Now there are voluminous, intricately designed rings, necklaces, brooches and bracelets in the shape of panthers.
Toussaint made friends with many rich and noble women. During the years of her work, Cartier acquired many new, very wealthy fans. For example, the Duchess of Windsor, for whom a magnificent brooch in the shape of a panther with an emerald heart weighing 116 carats was created and a few more "cat" decorations. After that, the jewelry house was literally overwhelmed with orders of the same type - everyone wanted the exact same brooch. Just like the duchess - and nothing else! The Duchess, meanwhile, was admiring the elaborate panther-shaped bracelet wrapped around her arm …
Another faithful admirer of the Cartier house, the millionaire Barbara Hutton, who adored precious stones of complex and rare shades, also collected a real jewelry "zoo". Her collection included not only panthers, but also tigers.
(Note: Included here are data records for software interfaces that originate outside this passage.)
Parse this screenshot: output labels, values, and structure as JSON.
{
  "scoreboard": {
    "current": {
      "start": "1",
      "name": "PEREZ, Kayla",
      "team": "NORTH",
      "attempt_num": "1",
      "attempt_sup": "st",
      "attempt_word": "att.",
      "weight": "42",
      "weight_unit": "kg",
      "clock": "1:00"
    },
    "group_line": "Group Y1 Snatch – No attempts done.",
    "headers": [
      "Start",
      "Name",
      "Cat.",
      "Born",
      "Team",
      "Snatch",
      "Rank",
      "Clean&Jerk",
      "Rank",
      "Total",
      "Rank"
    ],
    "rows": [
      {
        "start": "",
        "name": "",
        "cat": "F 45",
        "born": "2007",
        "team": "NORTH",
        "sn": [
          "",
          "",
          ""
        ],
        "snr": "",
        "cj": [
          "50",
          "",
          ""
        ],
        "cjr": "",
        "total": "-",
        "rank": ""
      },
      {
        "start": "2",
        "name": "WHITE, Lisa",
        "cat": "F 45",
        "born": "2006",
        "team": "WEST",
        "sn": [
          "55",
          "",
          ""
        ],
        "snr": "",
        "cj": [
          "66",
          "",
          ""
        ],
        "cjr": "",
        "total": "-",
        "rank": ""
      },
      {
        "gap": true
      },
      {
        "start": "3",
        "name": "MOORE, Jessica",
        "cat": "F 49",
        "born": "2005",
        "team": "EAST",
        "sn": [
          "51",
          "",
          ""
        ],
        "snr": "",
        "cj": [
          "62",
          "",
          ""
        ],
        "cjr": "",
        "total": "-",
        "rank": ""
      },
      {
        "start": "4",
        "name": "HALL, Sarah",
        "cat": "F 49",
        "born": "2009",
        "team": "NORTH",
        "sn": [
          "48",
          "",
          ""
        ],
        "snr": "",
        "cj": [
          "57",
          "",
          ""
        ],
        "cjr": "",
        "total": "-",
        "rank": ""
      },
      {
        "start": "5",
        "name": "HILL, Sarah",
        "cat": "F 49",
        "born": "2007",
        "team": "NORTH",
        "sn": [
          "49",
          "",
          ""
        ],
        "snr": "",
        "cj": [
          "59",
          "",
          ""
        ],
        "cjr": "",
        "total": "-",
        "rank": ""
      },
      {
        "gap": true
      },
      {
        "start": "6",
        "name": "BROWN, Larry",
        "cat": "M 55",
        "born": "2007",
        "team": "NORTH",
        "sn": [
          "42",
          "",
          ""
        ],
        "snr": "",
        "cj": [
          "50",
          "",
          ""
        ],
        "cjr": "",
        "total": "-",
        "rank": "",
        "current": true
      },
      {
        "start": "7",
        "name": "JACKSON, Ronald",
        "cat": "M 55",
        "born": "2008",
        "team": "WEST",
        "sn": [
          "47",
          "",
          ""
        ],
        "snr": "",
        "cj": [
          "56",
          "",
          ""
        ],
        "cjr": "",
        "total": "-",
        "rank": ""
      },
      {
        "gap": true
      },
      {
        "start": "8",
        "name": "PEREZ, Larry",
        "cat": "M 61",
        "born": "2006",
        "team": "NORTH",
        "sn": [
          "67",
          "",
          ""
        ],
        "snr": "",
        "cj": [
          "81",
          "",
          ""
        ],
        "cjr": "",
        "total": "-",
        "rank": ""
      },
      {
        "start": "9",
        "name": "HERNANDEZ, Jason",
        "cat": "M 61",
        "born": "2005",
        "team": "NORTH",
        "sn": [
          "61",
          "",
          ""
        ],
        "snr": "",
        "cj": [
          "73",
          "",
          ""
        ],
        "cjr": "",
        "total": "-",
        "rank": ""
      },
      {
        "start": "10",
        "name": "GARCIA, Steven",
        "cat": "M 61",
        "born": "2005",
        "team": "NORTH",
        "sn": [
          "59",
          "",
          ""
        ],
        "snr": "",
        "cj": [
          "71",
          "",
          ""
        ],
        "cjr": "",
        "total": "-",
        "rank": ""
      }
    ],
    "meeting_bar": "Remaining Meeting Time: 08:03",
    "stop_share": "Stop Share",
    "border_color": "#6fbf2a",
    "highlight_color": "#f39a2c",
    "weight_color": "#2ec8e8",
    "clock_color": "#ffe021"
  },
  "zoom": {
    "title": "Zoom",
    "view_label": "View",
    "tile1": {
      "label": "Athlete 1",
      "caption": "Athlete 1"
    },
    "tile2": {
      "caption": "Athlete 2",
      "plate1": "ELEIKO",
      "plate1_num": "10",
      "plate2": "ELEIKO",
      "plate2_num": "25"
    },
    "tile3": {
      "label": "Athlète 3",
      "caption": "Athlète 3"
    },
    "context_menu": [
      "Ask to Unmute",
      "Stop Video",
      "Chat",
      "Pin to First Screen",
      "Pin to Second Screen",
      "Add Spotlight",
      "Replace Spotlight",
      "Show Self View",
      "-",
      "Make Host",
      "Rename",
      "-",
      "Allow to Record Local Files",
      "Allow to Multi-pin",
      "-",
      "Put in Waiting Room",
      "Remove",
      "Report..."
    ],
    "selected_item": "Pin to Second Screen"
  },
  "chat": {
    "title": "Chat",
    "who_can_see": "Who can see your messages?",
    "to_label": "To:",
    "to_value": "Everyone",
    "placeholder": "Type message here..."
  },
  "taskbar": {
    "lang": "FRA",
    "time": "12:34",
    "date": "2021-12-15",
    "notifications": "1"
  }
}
Jeanne Toussaint's wild cat remains a key symbol of the jewelry house. The most famous panther jewelry is regularly reissued with minimal changes. In 2007, at the presentation of the new collection of the jewelry house, Monica Bellucci paraded with a live panther on a leash. And in 2014, Cartier presented fifty-six pieces inspired by the elegant predator.